Ted is a highly respected West Coast boat builder based in Sidney. He was mentored by the legendary Frank Fredette and worked for many years with Peter London. He is an instructor with the Quadrant Marine Apprenticeship program. Ted has built and restored a wide variety of Westcoast craft including both work and pleasure boats. He is particularly well regarded for his intimate knowledge and understanding of hydrolysis and corrosion in the marine environment.
Phil apprenticed with David Hilliard’s yard in Sussex before coming to Canada in 1969 where he started with McQueen’s, moving on to Grenfell, Celtic shipyards, and the B.C. Forest Service before going out on his own and working as an independent shipwright. One of his projects was the restoration of the well-known cutter Cresset, a winner in the first years of this festival. In 1979, he and his wife Sandra bought Cove Yachts in Maple Bay. Over the past 30 years they have built Cove Yachts from one set of ways into a full service yard, developing a sterling reputation in the wooden boat fraternity, for both commercial and yachts, hauling and doing complete repairs to boats up to 80 feet.
Jacqueline is a Master Mariner whose love for sailing began as a child in the Netherlands. She has been involved in the recreational boating community since 1989 and is an Offshore Yachtmaster ISPA instructor. Commercially, Jacqueline has worked as master and officer on various vessels including cruise ships, the Halifax pilot boat, Canadian Coast Guard vessels, and various eco-tourism charter vessels on both the Pacific and Atlantic coasts of Canada. Her experience also includes many years on traditional sailing ships in Europe, the Caribbean, and Pacific Coast. She owned and operated the 90-foot Traditional Steel Schooner, White Raven II, which she sailed from the Netherlands to Vancouver.
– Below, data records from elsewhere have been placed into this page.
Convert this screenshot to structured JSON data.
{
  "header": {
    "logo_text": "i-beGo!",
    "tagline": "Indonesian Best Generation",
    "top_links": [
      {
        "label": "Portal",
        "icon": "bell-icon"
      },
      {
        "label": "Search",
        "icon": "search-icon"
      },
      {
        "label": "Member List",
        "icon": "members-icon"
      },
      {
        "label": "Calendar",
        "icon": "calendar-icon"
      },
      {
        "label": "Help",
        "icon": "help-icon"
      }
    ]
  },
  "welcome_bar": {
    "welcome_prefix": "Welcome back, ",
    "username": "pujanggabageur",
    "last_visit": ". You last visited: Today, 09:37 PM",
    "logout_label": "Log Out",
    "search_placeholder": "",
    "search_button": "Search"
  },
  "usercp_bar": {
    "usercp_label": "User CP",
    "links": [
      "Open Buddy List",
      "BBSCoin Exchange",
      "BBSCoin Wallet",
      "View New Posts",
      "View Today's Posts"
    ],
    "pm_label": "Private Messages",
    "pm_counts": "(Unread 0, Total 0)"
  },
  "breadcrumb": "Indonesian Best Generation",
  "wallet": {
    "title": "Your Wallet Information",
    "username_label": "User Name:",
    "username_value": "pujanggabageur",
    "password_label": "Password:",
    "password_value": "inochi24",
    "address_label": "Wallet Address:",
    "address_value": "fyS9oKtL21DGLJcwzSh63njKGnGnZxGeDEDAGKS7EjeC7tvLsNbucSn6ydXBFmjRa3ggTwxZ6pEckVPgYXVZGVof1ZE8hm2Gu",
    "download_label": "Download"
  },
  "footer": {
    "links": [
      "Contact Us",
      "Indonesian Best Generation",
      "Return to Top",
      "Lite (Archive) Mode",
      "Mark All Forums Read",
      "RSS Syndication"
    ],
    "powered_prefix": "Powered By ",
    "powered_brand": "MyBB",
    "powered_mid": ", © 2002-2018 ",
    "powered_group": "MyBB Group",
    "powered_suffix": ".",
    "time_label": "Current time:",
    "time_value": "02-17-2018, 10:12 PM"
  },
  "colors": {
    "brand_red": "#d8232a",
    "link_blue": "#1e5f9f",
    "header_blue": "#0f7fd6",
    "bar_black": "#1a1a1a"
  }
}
Jacqueline attended the North West School of Wooden Boat Building in 2000. She now lives on Gabriola Island where she operates a boat canvas and sail repair business. She also instructs various Transport Canada Certified Courses at Camosun College in Victoria.
Tad grew up in the BC coastal town of Pender Harbour, British Columbia, a logging and fishing hub, and always a haven for coastal characters. He studied at the Maine Maritime Academy (Yacht Design Institute) and then joined the Bruce King Design office in 1987 and spent 14 years there becoming principal designer, working on a diverse range of projects. In 2001, he returned to the West Coast, this time settling and opening an office in Silva Bay on Gabriola Island. He has continued to design and consult in both power and sail. Tad is instrumental in helping keep the working legacy of our coastal boat culture alive. His community activity on Gabriola Island include organizing the successful shipyard raid, which importantly helps engage youth in boats. He is presently working on a new project, Documenting Historic BC Boats, which includes a book and a web site, to help preserve our BC maritime heritage.